Before a single zombie was created, the whole game was greenlighted by OSU and Oregon State Police.
Moderators said they haven’t received any complaints from other students or staff.
“The only thing I’ve heard is that they want to join,” said Matt Wedzita, a freshman moderator.
All guns used must have bright orange tips and are inspected to make sure they can only shoot soft foam. Weapons must not be visible inside buildings.
Sunday, the humans converged at Cordley Hall to carry out a mission, one of five in this game. The task was to recover two “supply drops” in zombie territory.
Players are informed of mission details via email, resulting in a convergence of players in a designated spot.

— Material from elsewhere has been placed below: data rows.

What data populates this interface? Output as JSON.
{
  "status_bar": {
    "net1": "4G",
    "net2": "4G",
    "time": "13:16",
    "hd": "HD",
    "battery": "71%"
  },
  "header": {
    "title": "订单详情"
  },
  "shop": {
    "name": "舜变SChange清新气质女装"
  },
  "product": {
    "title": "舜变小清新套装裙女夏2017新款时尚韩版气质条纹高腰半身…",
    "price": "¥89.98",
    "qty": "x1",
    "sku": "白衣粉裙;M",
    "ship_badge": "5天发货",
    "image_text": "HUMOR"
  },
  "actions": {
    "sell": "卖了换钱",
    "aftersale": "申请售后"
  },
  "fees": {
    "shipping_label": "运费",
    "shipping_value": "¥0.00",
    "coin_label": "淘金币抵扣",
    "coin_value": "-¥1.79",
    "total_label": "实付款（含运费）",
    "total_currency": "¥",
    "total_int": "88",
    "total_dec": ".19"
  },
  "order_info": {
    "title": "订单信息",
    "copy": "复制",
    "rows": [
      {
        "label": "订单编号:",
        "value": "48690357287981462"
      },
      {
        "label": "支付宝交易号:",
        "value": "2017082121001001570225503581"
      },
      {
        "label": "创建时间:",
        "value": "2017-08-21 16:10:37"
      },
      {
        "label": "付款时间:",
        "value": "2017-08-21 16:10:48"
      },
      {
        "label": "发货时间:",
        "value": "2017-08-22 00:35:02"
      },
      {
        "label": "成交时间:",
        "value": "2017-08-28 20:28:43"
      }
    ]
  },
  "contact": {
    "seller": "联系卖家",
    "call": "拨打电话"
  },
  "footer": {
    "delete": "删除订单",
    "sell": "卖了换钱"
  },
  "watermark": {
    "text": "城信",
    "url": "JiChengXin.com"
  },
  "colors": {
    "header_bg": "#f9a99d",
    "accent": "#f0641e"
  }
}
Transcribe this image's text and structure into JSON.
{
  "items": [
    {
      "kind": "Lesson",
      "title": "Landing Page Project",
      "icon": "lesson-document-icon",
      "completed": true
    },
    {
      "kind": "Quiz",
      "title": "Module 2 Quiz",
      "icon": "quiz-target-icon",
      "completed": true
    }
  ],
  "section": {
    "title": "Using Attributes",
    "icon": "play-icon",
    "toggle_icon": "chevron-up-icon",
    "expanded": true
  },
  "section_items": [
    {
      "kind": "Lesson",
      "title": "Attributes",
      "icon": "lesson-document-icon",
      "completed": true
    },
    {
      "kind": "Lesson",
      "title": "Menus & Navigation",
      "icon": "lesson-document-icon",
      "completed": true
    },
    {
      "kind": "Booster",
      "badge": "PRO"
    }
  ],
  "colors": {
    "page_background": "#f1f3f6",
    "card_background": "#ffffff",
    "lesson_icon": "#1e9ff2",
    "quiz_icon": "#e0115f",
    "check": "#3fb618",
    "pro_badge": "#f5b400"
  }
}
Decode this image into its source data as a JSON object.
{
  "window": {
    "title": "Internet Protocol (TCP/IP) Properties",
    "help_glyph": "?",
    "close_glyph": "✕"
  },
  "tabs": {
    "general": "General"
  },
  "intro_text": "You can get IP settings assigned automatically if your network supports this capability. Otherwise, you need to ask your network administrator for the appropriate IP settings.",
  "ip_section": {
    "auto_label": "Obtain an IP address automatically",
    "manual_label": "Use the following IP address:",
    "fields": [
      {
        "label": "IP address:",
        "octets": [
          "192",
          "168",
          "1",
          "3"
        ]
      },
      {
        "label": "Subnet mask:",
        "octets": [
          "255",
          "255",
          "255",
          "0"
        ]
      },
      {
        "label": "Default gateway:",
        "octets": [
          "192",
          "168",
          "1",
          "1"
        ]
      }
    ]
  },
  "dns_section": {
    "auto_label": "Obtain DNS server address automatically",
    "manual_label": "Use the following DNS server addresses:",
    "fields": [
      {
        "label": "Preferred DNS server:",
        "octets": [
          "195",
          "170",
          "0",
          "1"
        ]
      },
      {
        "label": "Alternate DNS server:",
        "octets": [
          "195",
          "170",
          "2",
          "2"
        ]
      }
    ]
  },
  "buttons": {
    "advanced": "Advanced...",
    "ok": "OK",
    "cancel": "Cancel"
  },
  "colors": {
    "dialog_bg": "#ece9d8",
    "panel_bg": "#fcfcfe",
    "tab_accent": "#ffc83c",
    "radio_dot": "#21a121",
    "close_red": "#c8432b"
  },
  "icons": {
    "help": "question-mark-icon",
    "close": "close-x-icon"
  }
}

OSU’s game began Friday and is scheduled to go until Saturday, but the game ends if all humans become zombie.
“Each mission has a ‘what-if’ to every scenario, so we can rig it so that there are humans that survive,” Bierman said.
Freshmen Jessica Wilhelmson, Jessica “Auby” Aubin and Kathryn Kennemer, all horror movie fans, talked about why they love HVZ as they waited for the humans to arrive for battle.
Aubin played in the fall and found it “ridiculously, amazingly fun.”
“It gets your mind off school,” she said. “It kind of brings you back to kindergarten or grade school, playing tag.”
All three were turned into zombies in the first few days of the game, but they said that’s actually a bit of a relief. It’s less stressful to stalk than be stalked.
“It doesn’t matter what side you play on, Wilhelmson said, “it’s always fun.”
But if you are one of the few remaining humans at the end of the game and fear the vulnerability of walking to or from class, protection is available.
The Zombie Relief Force, responds to calls or text messages and sends some of its 30 or so members to escort a player around campus.
Marcus Lopez, a junior, organized the force as a way to keep people alive at the end of the game and make it a bit more challenging for zombies to wait outside a building and pick off people leaving a class.
After all, the thrill of the game is in the unexpected aspects.
“What I like about it is it’s fun, it’s exciting,” Lopez said. “You’re just walking around campus; you never know if there’s going to be a zombie around the next corner.”
For more information, see http://people.oregonstate.edu/studentgroups/osuhvz/index.php